Getting Started 
Misconception/Error The student does not understand the concept of a zero. 
Examples of Student Work at this Level The student substitutes zero for the independent variable and solves for the dependent variable. 
Questions Eliciting Thinking What is the definition of a zero of a polynomial?
How can you find the zeros of a polynomial? 
Instructional Implications Review the definition of a zero (e.g., a value of x that makes y equal to zero) and the process of finding the zeros of a polynomial. Remind the student that finding zeros is equivalent to finding xintercepts. Make clear that the process involves substituting zero for the dependent variable, y, and solving for the independent variable, x. Provide the student with additional linear and quadratic functions, and ask the student to find the zeros of each.

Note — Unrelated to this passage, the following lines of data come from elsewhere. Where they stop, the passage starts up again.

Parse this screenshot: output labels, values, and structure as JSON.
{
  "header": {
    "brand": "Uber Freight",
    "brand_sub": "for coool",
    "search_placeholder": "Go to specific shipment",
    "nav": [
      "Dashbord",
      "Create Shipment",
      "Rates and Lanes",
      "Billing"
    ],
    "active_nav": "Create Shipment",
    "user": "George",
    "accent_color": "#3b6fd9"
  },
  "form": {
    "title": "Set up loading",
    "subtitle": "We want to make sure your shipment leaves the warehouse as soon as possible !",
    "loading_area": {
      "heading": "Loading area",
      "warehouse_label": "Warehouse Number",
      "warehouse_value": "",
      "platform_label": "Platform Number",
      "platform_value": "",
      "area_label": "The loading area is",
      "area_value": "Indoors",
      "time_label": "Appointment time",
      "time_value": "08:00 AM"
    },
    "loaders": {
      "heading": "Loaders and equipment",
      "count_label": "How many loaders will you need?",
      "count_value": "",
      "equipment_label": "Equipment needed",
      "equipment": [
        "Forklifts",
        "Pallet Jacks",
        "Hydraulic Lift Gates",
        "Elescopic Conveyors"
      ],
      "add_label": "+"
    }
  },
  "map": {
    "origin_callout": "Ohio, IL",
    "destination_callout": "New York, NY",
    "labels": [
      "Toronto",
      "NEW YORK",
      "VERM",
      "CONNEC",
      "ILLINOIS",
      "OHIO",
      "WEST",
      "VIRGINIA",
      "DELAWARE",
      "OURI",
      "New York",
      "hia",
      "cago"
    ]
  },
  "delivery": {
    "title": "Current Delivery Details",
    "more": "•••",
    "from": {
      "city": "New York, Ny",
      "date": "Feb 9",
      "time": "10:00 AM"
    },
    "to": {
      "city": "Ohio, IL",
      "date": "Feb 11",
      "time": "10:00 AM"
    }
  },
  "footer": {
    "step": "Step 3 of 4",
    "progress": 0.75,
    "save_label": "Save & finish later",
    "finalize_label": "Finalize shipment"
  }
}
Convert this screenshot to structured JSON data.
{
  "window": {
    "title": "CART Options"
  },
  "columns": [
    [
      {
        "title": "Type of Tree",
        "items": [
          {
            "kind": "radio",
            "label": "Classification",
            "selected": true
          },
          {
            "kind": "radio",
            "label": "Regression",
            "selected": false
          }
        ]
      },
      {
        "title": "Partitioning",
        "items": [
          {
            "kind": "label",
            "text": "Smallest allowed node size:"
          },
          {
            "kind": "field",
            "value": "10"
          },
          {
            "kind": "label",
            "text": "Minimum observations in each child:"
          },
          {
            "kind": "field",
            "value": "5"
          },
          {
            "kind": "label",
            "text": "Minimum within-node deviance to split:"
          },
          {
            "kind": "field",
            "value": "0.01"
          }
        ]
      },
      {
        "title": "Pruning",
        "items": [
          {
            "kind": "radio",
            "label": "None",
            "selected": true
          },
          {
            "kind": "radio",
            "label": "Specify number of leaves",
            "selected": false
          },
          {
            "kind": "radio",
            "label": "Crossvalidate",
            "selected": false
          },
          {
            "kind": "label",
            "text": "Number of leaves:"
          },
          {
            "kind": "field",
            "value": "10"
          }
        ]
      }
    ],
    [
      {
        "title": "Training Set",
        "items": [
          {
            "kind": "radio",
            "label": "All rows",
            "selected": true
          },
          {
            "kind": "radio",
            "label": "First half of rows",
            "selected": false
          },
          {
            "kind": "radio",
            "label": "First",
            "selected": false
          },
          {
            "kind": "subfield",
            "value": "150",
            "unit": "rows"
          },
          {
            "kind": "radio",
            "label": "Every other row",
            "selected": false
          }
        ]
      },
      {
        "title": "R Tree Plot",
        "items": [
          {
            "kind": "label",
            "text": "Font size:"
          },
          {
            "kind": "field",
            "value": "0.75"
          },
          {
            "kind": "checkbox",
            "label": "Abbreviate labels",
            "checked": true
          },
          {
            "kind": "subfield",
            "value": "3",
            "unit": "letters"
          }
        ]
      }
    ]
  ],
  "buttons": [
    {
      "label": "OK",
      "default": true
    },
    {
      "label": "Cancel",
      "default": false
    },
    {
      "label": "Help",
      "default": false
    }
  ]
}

Allow the student to selfcheck by using graphing technology to find the zeros (which will also reinforce the relationship between zeros and xintercepts). 
Moving Forward 
Misconception/Error The student attempts to find the zeros but makes errors. 
Examples of Student Work at this Level The student:
 Factors incorrectly.
 Correctly factors but says the zeros are the constants in the linear factors.
 Correctly factors and sets each linear factor equal to zero but makes an error solving one of the linear equations.

Questions Eliciting Thinking How can you check to see if you factored correctly?
Did you check your solutions to see if they were correct? 
Instructional Implications Provide feedback to the student regarding errors. Provide additional opportunities to solve linear and quadratic equations. Remind the student to always use the original equation when checking the solutions in case the error was in the factoring step. Remind the student to be diligent in checking for sign errors.
Pair the student with another Moving Forward student and have them work together to find the zeros of polynomials. Ask the students to compare solutions and resolve any differences. Allow the students to selfcheck by using graphing technology to find the zeros. 
Almost There 
Misconception/Error The student is unable to identify the zeros as representing the xintercepts of the graph. 
Examples of Student Work at this Level The student correctly finds the zeros of each function. However, when asked what the zeros of the polynomials indicate about its graph, the student:
 Leaves the question unanswered.
 States the graph starts there.
 States that it means the equation can be solved.
 States the zeros are the origin.

Questions Eliciting Thinking What does the graph of a quadratic function look like?
Can you write the zeros as ordered pairs? Where would the zeros be located if you graphed them? 
Instructional Implications Ask the student to write the zeros as ordered pairs and to graph each function clearly showing the locations of the zeros. Explain that the zeros coincide with the xintercepts and emphasize that the processes of finding zeros and xintercepts are the same. Give the student additional linear and quadratic functions to graph using graphing technology and ask the student to find the zeros of each.
Consider using MFAS task Zeros of a Cubic (AAPR.2.3). 
Got It 
Misconception/Error The student provides complete and correct responses to all components of the task. 
Examples of Student Work at this Level The student writes:
 0 = , then 0 = (xÂ  7) (xÂ  7). The student then sets each factor equal to zero and determines x = 7 is a zero of the polynomial.
 0 = Â  7xÂ  15, then 0 = (xÂ  5) (2x + 3). The student then sets each factor equal to zero and determines x =  and x = 5 are the zeros of the polynomial.
 The zeros of a polynomial are the same as the xintercepts of the graph of the polynomial.

Questions Eliciting Thinking What else do you know about the graph? What is the graph called? What is its shape? How is it oriented? Is it symmetric?
How can you find other points, so you can graph the function?
How can you determine the number of times the graph of a polynomial function changes direction?
What does it indicate about the graph if there are no zeros?
For quadratics, is there a way to determine the number and nature of the roots without finding the zeros of the polynomial? 
Instructional Implications Consider using MFAS task Zeros of a Cubic (AAPR.2.3).
Challenge the student to use the zeros of a function to sketch the graph of the function. Consider using MFAS task Use Zeros to Graph (AAPR.2.3).
Challenge the student to find zeros in context. Consider using MFAS task Jumping Dolphin (ASSE.2.3).